### Work task
A single figure is the whole answer: the number of lines in the entries that contain "Object".

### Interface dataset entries
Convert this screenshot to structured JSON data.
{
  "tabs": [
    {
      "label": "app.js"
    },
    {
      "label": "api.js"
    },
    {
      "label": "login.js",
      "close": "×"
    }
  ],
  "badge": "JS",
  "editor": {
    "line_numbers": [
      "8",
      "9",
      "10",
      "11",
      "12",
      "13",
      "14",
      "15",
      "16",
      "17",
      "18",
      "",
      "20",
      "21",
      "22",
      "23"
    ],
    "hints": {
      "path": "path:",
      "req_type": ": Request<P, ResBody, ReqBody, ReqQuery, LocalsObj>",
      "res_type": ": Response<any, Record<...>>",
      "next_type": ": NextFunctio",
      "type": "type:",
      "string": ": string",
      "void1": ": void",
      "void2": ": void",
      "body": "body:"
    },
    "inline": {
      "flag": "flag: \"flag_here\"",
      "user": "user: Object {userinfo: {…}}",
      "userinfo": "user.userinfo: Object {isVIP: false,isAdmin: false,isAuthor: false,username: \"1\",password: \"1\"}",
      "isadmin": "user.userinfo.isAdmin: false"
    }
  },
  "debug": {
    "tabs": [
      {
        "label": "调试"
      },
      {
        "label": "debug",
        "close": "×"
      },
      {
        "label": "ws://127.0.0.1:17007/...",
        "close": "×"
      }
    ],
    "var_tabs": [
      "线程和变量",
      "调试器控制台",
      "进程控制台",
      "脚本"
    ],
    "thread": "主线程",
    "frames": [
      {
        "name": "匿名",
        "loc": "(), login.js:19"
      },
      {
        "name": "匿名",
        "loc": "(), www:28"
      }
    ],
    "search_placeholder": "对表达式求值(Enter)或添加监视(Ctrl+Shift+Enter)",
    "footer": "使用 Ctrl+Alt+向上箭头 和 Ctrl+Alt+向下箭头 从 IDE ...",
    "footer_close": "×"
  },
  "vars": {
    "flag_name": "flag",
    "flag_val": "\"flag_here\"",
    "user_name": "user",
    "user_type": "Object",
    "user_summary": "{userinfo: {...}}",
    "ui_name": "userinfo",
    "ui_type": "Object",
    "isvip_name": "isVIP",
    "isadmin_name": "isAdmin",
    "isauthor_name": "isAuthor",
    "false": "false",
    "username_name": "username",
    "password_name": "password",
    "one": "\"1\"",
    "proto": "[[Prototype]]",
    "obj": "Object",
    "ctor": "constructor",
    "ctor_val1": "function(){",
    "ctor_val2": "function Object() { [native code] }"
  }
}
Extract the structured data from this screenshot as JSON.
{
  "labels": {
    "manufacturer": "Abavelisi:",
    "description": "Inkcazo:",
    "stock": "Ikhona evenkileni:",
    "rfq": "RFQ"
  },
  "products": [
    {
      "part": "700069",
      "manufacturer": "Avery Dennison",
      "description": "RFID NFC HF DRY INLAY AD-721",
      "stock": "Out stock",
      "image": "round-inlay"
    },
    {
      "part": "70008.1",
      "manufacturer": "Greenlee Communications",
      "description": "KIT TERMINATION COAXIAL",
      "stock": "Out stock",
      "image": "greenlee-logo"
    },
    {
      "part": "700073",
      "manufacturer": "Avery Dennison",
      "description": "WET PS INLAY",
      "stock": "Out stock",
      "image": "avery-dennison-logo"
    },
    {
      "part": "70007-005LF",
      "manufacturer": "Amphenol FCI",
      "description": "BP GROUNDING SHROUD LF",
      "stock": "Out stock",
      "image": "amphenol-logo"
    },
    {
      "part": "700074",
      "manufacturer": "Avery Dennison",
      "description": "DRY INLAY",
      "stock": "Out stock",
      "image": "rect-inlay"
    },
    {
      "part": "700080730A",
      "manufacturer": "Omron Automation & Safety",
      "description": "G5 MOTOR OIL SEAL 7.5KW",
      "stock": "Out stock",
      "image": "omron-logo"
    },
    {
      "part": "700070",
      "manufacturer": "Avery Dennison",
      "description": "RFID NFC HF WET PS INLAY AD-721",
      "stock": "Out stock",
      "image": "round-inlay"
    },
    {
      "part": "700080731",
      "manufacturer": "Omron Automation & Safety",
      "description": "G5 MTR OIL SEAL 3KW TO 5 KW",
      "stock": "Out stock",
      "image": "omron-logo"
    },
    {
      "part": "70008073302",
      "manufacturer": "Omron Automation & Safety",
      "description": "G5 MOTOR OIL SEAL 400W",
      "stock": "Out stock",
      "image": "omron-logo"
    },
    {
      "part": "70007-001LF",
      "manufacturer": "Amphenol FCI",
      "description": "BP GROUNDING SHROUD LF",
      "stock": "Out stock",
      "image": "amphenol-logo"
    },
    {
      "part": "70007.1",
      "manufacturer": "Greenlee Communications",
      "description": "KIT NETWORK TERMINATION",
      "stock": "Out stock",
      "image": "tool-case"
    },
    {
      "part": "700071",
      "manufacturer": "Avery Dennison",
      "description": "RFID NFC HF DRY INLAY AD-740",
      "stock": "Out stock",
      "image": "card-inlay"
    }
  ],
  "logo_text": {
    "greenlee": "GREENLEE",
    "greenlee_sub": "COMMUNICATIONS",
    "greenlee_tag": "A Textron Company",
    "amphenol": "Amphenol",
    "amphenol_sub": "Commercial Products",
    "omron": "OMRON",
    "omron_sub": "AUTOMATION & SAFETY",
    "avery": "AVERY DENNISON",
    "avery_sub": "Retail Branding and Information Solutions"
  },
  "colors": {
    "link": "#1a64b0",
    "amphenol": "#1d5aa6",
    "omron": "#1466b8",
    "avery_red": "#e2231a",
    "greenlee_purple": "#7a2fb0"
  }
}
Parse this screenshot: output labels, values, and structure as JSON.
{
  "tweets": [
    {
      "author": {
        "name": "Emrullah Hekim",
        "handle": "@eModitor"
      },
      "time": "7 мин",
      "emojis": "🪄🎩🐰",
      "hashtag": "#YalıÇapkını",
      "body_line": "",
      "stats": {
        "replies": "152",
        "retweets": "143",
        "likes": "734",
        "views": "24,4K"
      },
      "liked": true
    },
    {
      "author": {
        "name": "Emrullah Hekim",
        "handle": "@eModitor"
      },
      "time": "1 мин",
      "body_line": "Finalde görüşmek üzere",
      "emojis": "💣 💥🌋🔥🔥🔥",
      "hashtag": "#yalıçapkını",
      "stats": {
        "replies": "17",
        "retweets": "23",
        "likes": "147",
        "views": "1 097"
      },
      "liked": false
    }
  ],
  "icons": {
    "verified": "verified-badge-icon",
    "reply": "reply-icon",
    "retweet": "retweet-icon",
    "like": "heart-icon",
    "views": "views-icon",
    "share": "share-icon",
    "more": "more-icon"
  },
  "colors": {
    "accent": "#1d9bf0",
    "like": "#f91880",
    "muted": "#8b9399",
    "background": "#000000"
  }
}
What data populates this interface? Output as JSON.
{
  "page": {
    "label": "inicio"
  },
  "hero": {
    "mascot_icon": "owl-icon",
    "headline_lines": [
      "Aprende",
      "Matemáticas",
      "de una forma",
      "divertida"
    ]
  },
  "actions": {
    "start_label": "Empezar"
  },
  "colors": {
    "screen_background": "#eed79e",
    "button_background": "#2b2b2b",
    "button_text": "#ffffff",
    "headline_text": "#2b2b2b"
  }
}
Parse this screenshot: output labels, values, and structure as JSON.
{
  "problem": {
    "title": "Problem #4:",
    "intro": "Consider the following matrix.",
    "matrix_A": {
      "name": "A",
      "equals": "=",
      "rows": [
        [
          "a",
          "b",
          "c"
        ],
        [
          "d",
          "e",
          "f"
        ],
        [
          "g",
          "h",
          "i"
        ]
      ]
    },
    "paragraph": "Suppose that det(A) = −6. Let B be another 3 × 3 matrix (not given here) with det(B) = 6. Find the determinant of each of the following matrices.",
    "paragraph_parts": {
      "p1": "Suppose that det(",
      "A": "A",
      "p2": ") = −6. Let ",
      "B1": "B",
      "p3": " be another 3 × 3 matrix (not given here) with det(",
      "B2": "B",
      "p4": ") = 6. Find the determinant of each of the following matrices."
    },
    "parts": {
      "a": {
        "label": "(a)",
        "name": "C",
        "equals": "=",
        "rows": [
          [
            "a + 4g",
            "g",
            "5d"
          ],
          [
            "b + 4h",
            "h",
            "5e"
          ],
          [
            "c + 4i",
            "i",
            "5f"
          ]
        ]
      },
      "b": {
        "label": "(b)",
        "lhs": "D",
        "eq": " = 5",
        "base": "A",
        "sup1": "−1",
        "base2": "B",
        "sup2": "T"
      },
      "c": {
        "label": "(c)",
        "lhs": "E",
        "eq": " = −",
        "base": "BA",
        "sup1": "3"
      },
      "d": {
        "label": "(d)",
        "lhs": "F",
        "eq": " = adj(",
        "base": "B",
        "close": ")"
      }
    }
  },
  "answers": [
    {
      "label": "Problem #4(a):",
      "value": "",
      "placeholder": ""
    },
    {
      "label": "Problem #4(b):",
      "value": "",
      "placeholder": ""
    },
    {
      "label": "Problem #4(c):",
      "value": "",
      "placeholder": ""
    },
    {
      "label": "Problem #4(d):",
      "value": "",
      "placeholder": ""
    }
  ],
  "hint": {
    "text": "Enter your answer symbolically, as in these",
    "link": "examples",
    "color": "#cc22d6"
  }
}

### Output for this exercise
6